Leadership Lesson – Democratic Nominee – Part 1
There’s not a liberal America and a conservative America – there’s the United States of America. – Barack Obama
I have been studying the leadership characteristics of the leading candidates for presidency. I find it fascinating to watch the different approaches and styles and see the impact each has on both voters and those who are part of the inner workings of the campaigns.
This morning as I was reading another analysis of the recently concluded Democratic campaigns, I was struck by two simple differences between the campaign of Hillary Clinton and Barack Obama. The first is design of their teams. Senator Clinton’s team was made up of lfriends and political operatives who have long history with the Clintons. This team was thought to be the best in the Democratic party and is well known for its past successes. It could rightly be said that they almost pulled of a success this time around as well. Yet as the dust settles and the results are now clear , they did not make it across the finish line. This team operated with a hub and spoke approach. All key decisions were made at the center and communicated to the field for execution. I have watch the decline of this style over the past 15 years and some of its challenges showed up on this campaign.
For one thing, who knows better what the needs of Iowans are than Iowans. By sharing information about the campaign’s supporters and contributors with its grass roots organization, the Obama team placed one of a campaign’s most precious assets , its supporter information, in the hands of those it didn’t directly control. This approach is new in national politics and proved effective.
In no case did you hear of this trust being violated by this information being inappropriately shared with others. In the Tao it is written, “Look with trust and you will find it” is one of the most powerful axioms that any leader can instill in their team and it appears that Senator Obama has been a great example for us all in this regard.
Another stark difference is how money was spent. In the Clinton campaign, Hillary’s key spokesman Howard Wolfson’s firm was paid $266,000 for a month’s worth of service, while Senator Obama’s spokesman was paid $144,000 for the past twelve months.
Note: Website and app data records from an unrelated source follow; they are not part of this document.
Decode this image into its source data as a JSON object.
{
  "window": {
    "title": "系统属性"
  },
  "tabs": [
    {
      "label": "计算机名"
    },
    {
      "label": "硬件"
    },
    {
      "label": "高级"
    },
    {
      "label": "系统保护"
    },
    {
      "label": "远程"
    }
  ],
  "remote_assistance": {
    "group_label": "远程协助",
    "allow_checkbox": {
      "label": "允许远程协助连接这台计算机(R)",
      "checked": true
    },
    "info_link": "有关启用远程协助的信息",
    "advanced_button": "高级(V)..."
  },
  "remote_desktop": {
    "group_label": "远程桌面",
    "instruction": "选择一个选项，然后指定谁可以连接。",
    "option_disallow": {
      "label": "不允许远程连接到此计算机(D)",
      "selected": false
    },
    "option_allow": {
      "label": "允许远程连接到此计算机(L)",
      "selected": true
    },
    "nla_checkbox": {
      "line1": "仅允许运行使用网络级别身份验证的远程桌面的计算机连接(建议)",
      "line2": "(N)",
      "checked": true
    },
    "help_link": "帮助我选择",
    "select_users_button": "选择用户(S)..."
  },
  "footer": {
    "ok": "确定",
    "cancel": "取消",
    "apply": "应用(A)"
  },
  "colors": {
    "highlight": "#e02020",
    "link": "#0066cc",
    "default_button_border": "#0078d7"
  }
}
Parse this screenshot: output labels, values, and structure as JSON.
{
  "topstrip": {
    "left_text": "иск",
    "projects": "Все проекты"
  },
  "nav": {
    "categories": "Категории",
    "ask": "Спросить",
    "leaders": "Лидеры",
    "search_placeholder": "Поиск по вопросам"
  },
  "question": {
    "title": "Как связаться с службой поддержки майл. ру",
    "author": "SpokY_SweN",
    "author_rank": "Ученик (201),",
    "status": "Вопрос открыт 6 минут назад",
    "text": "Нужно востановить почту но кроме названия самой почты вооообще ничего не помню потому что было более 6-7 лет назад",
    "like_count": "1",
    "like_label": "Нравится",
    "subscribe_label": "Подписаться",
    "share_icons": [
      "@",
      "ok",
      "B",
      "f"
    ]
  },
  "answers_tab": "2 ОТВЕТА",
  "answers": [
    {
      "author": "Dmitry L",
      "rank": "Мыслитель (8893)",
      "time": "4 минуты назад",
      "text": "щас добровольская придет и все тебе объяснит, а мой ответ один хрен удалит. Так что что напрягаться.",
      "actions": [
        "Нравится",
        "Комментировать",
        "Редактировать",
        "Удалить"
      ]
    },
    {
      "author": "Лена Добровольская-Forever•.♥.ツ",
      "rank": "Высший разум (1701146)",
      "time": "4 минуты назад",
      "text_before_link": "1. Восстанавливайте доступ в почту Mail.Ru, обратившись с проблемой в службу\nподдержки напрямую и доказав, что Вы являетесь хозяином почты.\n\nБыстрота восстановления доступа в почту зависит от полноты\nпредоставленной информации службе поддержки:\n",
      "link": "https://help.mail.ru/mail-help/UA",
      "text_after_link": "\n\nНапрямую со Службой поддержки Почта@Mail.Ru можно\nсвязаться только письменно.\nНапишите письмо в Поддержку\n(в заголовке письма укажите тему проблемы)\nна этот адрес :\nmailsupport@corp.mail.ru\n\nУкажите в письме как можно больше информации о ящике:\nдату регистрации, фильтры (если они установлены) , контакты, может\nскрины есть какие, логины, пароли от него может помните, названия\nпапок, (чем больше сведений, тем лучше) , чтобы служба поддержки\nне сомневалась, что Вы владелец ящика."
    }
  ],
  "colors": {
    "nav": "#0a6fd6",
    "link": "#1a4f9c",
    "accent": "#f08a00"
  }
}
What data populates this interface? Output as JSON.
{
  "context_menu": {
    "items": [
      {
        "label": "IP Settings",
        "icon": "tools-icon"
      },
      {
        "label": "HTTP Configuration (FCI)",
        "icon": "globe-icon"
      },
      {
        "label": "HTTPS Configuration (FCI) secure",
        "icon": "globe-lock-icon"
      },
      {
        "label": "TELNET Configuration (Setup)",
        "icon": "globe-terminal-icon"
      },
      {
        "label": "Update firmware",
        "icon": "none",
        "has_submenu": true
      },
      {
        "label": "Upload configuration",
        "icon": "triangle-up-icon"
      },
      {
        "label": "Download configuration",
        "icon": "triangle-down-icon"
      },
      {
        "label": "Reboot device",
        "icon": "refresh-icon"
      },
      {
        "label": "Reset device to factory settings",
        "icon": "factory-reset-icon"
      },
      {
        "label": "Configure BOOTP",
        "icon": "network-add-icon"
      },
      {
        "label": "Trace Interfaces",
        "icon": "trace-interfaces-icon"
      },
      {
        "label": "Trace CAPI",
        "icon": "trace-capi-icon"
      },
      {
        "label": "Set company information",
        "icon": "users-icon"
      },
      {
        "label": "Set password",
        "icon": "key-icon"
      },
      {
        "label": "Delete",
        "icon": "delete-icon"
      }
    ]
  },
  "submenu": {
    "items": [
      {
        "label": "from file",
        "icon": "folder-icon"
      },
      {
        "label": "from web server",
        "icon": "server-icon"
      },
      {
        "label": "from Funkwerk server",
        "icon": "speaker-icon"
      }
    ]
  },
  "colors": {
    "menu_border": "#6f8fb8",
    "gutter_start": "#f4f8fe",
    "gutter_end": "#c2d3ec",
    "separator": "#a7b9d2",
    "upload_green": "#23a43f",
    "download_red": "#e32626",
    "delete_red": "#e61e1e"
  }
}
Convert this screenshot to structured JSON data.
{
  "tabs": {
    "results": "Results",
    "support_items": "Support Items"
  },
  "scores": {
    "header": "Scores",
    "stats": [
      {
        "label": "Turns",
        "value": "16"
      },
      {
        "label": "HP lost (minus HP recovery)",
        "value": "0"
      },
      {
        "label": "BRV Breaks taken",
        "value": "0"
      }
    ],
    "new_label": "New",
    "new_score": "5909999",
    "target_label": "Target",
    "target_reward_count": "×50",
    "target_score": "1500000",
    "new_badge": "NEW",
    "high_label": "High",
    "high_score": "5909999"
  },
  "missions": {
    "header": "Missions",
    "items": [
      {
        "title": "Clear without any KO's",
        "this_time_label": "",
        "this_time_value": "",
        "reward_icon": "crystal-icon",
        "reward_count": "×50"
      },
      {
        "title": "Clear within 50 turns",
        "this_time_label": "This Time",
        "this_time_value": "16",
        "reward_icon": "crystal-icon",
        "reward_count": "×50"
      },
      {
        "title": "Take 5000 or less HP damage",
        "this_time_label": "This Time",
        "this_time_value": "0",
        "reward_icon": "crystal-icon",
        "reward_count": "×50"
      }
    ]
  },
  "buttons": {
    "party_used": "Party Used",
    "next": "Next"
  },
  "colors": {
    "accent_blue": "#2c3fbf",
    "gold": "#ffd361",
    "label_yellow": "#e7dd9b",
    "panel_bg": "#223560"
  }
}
There are numerous examples of this new approach to how to fiscally operate a campaign in an excellent article in Time Magazine website, titled, How he did it.
I will write more over the next month on the lesson learned from the Democratic race and what we can learn from it as leaders.